‘Sports heroes who served’ is a series that highlights the accomplishments of athletes who served in the U.S. military.
The military is sometimes compared to a team endeavor. In sports, there are the athletes. Then there are the supporting positions such as the coach, general manager, team president, sports writers and so on.
The military analogy to team effort often is expressed this way: In the Army and Marine Corps, not everyone can be an infantryman or in the combat arms. Support people such as engineers and logisticians are also needed to make a winning team. Similarly in the Air Force and Navy, not everyone can be a fighter pilot. Mechanics and administrative personnel are necessary for the success of the team.

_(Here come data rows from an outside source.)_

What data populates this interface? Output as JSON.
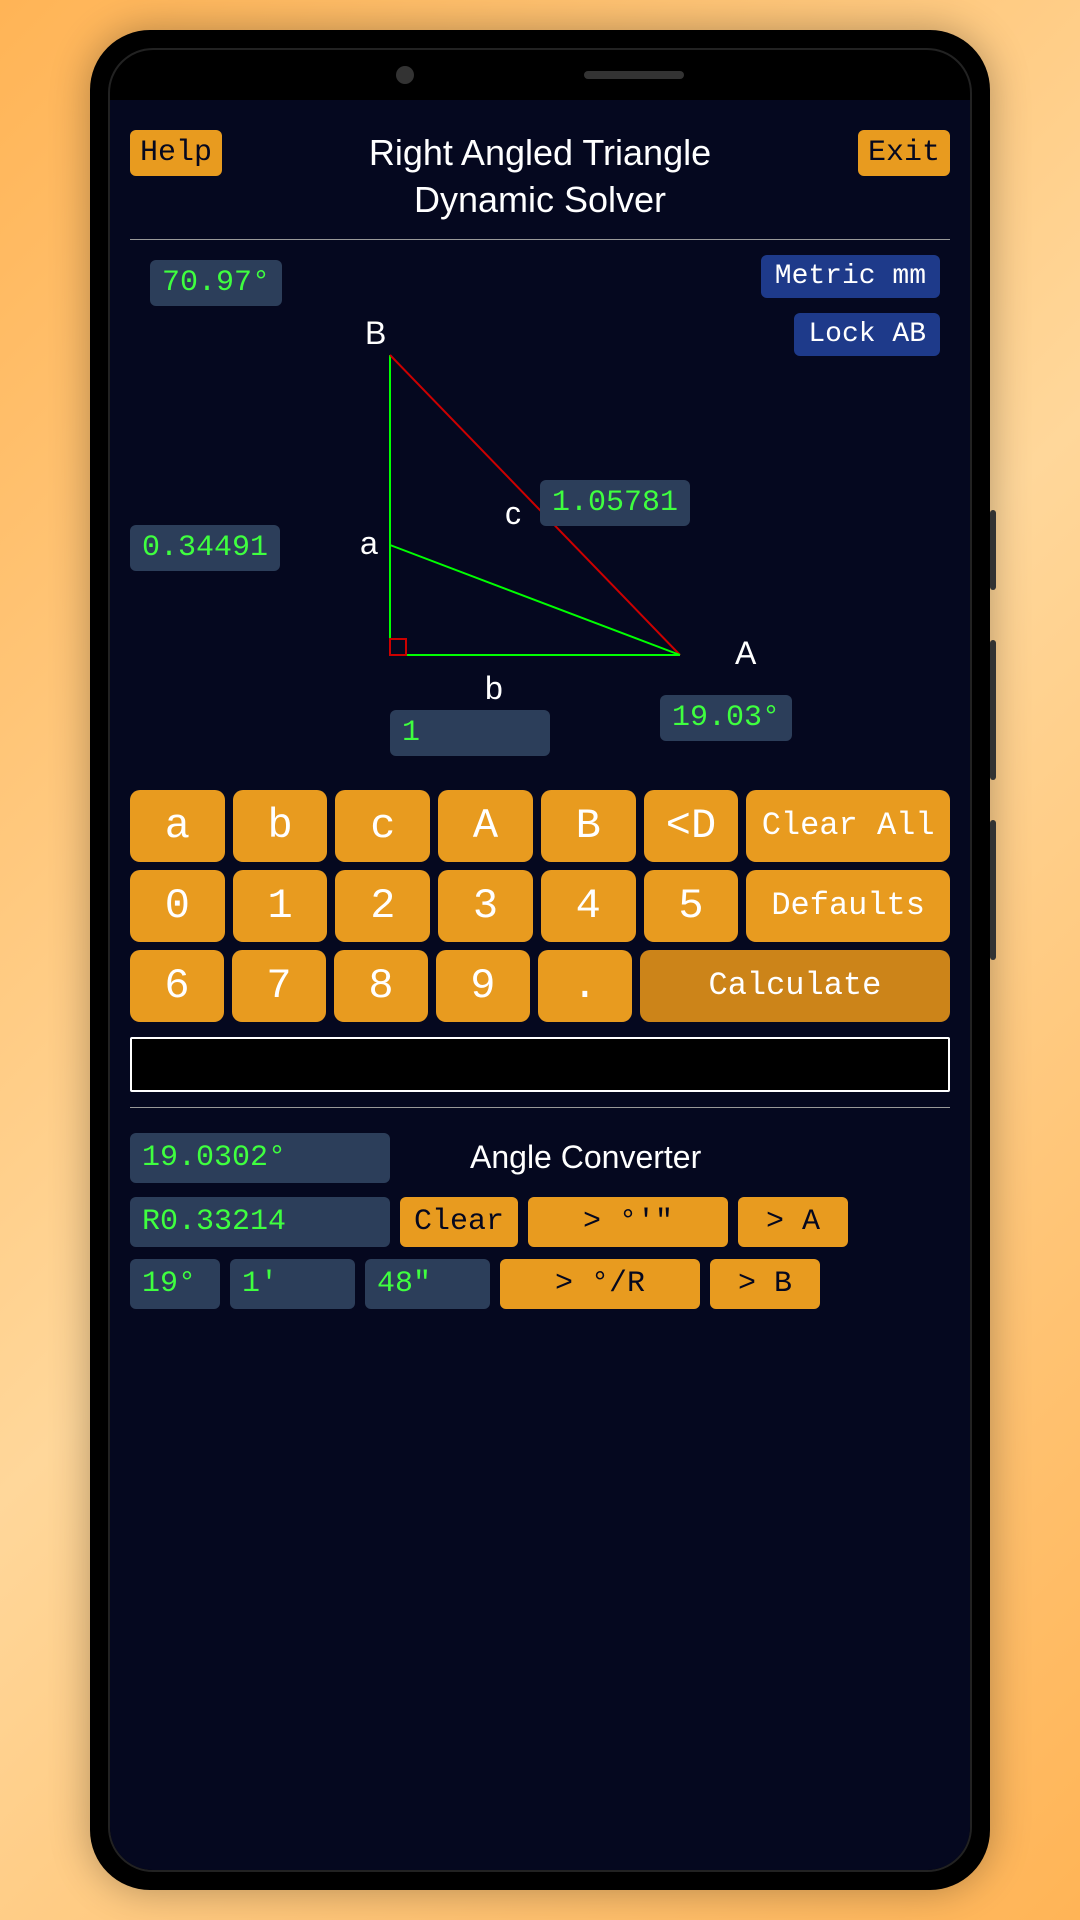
{
  "header": {
    "help": "Help",
    "exit": "Exit",
    "title_line1": "Right Angled Triangle",
    "title_line2": "Dynamic  Solver"
  },
  "controls": {
    "metric": "Metric mm",
    "lock": "Lock AB"
  },
  "triangle": {
    "angle_B": "70.97°",
    "side_a": "0.34491",
    "side_c": "1.05781",
    "side_b": "1",
    "angle_A": "19.03°",
    "vertex_A": "A",
    "vertex_B": "B",
    "label_a": "a",
    "label_b": "b",
    "label_c": "c"
  },
  "keypad": {
    "r1": [
      "a",
      "b",
      "c",
      "A",
      "B",
      "<D"
    ],
    "r1_wide": "Clear All",
    "r2": [
      "0",
      "1",
      "2",
      "3",
      "4",
      "5"
    ],
    "r2_wide": "Defaults",
    "r3": [
      "6",
      "7",
      "8",
      "9",
      "."
    ],
    "r3_wide": "Calculate"
  },
  "converter": {
    "title": "Angle Converter",
    "degrees": "19.0302°",
    "radians": "R0.33214",
    "clear": "Clear",
    "to_dms": "> °'\"",
    "to_A": "> A",
    "deg": "19°",
    "min": "1'",
    "sec": "48\"",
    "to_dr": "> °/R",
    "to_B": "> B"
  }
}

Five people who served in the military and who played supporting roles in sports are featured here.
Howard Cosell was a prominent sports commentator. He’s best known for covering heavyweight boxing matches in the 1960s and 70s that included fighters such as Muhammad Ali, Joe Frazier, Larry Holmes, Ken Norton and George Foreman. He’s also known as one of the first commentators to add “color” to Monday Night Football.
During World War II, Cosell served in the Army Transportation Corps from 1942 to 1945 and was honorably discharged with the rank of major.
Earl Hutto served in the Navy during and after World War II from 1944 to 1946.
He worked as sports director at WEAR-TV in Pensacola, Florida, from 1954 to 1961, WSFA-TV in Montgomery, Alabama, from 1961 to 1963, and WJHG-TV in Panama City, Florida, from 1961 to 1973.
Hutto also represented Florida in the House of Representatives from 1972 to 1995.
Harry Glickman left college in 1942 to enlist in the Army. He served with the 12th Armored Division in Europe until 1945. Glickman was awarded the Bronze Star Medal for valor in combat.
In 1970, he founded the Portland Trail Blazers, a National Basketball Association team, and became the team’s general manager until his retirement in 1994. In 1977, his team won the NBA championship.
Bill Gildea was a sports columnist and sports editor for the Washington Post newspaper from 1965 to 2005. He also authored several books that were sports related.
Gildea served in the Army during the Vietnam War.
Gene Budig was president of Major League Baseball’s American League from 1994 to 1999. In 1999, the AL and the National League were abolished, so Budig was the last AL president.
Budig also served in the Army during the Vietnam War. He retired from the Nebraska Air National Guard in 1992 with the rank of major general.